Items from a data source
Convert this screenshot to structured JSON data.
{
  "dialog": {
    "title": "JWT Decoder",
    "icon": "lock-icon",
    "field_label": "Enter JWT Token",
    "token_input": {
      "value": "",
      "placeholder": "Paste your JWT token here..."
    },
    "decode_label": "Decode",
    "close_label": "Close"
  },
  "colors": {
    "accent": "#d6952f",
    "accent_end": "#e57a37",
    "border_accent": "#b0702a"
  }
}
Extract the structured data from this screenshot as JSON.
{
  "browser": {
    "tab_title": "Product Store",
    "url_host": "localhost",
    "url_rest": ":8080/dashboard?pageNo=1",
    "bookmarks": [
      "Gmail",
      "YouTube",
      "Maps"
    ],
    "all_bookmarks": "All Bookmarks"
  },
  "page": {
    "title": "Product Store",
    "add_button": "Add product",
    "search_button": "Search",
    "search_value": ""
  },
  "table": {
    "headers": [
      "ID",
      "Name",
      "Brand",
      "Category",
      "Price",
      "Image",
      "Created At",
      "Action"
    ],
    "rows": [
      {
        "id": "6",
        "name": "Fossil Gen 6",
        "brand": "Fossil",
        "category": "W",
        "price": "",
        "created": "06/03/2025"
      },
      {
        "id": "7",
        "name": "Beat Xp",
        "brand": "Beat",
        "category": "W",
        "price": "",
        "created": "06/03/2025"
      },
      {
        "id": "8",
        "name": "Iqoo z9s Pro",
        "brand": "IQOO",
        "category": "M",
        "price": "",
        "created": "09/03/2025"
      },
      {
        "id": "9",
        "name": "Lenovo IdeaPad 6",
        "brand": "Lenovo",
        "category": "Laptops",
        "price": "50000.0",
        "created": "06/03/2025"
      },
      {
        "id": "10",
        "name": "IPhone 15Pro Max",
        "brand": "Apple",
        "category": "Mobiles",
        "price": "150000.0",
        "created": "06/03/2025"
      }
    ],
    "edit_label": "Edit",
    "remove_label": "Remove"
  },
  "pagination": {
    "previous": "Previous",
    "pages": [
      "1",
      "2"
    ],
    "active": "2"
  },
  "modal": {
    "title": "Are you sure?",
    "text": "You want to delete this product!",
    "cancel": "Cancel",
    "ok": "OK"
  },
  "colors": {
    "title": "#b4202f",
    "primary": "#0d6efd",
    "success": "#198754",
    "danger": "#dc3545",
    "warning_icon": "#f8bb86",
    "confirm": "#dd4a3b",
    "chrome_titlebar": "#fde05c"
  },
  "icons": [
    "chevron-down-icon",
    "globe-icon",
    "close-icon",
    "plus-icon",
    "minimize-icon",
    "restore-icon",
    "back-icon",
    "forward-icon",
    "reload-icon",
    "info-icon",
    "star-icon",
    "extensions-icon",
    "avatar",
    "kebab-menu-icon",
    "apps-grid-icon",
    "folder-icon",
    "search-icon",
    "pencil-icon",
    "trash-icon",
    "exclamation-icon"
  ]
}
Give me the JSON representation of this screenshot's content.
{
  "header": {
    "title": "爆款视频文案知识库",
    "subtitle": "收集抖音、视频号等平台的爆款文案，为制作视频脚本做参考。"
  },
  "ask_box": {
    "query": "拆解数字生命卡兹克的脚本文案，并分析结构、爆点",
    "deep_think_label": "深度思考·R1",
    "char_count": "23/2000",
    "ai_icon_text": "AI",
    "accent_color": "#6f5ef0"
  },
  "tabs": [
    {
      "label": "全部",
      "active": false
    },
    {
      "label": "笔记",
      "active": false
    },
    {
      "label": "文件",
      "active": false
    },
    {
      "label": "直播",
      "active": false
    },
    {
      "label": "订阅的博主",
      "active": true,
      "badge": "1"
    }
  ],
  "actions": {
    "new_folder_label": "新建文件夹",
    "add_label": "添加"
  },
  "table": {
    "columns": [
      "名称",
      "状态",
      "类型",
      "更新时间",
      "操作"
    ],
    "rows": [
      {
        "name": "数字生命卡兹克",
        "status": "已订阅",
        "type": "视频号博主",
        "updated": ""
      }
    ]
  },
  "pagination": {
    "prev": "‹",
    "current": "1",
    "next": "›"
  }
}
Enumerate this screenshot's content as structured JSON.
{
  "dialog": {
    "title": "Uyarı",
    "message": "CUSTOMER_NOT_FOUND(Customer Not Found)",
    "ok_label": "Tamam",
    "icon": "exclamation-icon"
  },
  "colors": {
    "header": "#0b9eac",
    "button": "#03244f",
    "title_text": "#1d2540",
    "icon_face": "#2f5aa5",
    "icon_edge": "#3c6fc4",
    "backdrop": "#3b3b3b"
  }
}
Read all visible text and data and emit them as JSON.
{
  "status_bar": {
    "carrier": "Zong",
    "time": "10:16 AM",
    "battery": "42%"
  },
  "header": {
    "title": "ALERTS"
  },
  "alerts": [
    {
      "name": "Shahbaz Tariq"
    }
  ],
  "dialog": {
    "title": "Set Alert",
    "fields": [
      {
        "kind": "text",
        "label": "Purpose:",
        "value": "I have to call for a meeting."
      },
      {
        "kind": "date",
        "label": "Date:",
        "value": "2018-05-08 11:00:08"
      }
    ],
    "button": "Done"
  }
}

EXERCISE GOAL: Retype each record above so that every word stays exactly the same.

ANSWER SECTION:
Convert this screenshot to structured JSON data.
{
  "dialog": {
    "title": "JWT Decoder",
    "icon": "lock-icon",
    "field_label": "Enter JWT Token",
    "token_input": {
      "value": "",
      "placeholder": "Paste your JWT token here..."
    },
    "decode_label": "Decode",
    "close_label": "Close"
  },
  "colors": {
    "accent": "#d6952f",
    "accent_end": "#e57a37",
    "border_accent": "#b0702a"
  }
}
Extract the structured data from this screenshot as JSON.
{
  "browser": {
    "tab_title": "Product Store",
    "url_host": "localhost",
    "url_rest": ":8080/dashboard?pageNo=1",
    "bookmarks": [
      "Gmail",
      "YouTube",
      "Maps"
    ],
    "all_bookmarks": "All Bookmarks"
  },
  "page": {
    "title": "Product Store",
    "add_button": "Add product",
    "search_button": "Search",
    "search_value": ""
  },
  "table": {
    "headers": [
      "ID",
      "Name",
      "Brand",
      "Category",
      "Price",
      "Image",
      "Created At",
      "Action"
    ],
    "rows": [
      {
        "id": "6",
        "name": "Fossil Gen 6",
        "brand": "Fossil",
        "category": "W",
        "price": "",
        "created": "06/03/2025"
      },
      {
        "id": "7",
        "name": "Beat Xp",
        "brand": "Beat",
        "category": "W",
        "price": "",
        "created": "06/03/2025"
      },
      {
        "id": "8",
        "name": "Iqoo z9s Pro",
        "brand": "IQOO",
        "category": "M",
        "price": "",
        "created": "09/03/2025"
      },
      {
        "id": "9",
        "name": "Lenovo IdeaPad 6",
        "brand": "Lenovo",
        "category": "Laptops",
        "price": "50000.0",
        "created": "06/03/2025"
      },
      {
        "id": "10",
        "name": "IPhone 15Pro Max",
        "brand": "Apple",
        "category": "Mobiles",
        "price": "150000.0",
        "created": "06/03/2025"
      }
    ],
    "edit_label": "Edit",
    "remove_label": "Remove"
  },
  "pagination": {
    "previous": "Previous",
    "pages": [
      "1",
      "2"
    ],
    "active": "2"
  },
  "modal": {
    "title": "Are you sure?",
    "text": "You want to delete this product!",
    "cancel": "Cancel",
    "ok": "OK"
  },
  "colors": {
    "title": "#b4202f",
    "primary": "#0d6efd",
    "success": "#198754",
    "danger": "#dc3545",
    "warning_icon": "#f8bb86",
    "confirm": "#dd4a3b",
    "chrome_titlebar": "#fde05c"
  },
  "icons": [
    "chevron-down-icon",
    "globe-icon",
    "close-icon",
    "plus-icon",
    "minimize-icon",
    "restore-icon",
    "back-icon",
    "forward-icon",
    "reload-icon",
    "info-icon",
    "star-icon",
    "extensions-icon",
    "avatar",
    "kebab-menu-icon",
    "apps-grid-icon",
    "folder-icon",
    "search-icon",
    "pencil-icon",
    "trash-icon",
    "exclamation-icon"
  ]
}
Give me the JSON representation of this screenshot's content.
{
  "header": {
    "title": "爆款视频文案知识库",
    "subtitle": "收集抖音、视频号等平台的爆款文案，为制作视频脚本做参考。"
  },
  "ask_box": {
    "query": "拆解数字生命卡兹克的脚本文案，并分析结构、爆点",
    "deep_think_label": "深度思考·R1",
    "char_count": "23/2000",
    "ai_icon_text": "AI",
    "accent_color": "#6f5ef0"
  },
  "tabs": [
    {
      "label": "全部",
      "active": false
    },
    {
      "label": "笔记",
      "active": false
    },
    {
      "label": "文件",
      "active": false
    },
    {
      "label": "直播",
      "active": false
    },
    {
      "label": "订阅的博主",
      "active": true,
      "badge": "1"
    }
  ],
  "actions": {
    "new_folder_label": "新建文件夹",
    "add_label": "添加"
  },
  "table": {
    "columns": [
      "名称",
      "状态",
      "类型",
      "更新时间",
      "操作"
    ],
    "rows": [
      {
        "name": "数字生命卡兹克",
        "status": "已订阅",
        "type": "视频号博主",
        "updated": ""
      }
    ]
  },
  "pagination": {
    "prev": "‹",
    "current": "1",
    "next": "›"
  }
}
Enumerate this screenshot's content as structured JSON.
{
  "dialog": {
    "title": "Uyarı",
    "message": "CUSTOMER_NOT_FOUND(Customer Not Found)",
    "ok_label": "Tamam",
    "icon": "exclamation-icon"
  },
  "colors": {
    "header": "#0b9eac",
    "button": "#03244f",
    "title_text": "#1d2540",
    "icon_face": "#2f5aa5",
    "icon_edge": "#3c6fc4",
    "backdrop": "#3b3b3b"
  }
}
Read all visible text and data and emit them as JSON.
{
  "status_bar": {
    "carrier": "Zong",
    "time": "10:16 AM",
    "battery": "42%"
  },
  "header": {
    "title": "ALERTS"
  },
  "alerts": [
    {
      "name": "Shahbaz Tariq"
    }
  ],
  "dialog": {
    "title": "Set Alert",
    "fields": [
      {
        "kind": "text",
        "label": "Purpose:",
        "value": "I have to call for a meeting."
      },
      {
        "kind": "date",
        "label": "Date:",
        "value": "2018-05-08 11:00:08"
      }
    ],
    "button": "Done"
  }
}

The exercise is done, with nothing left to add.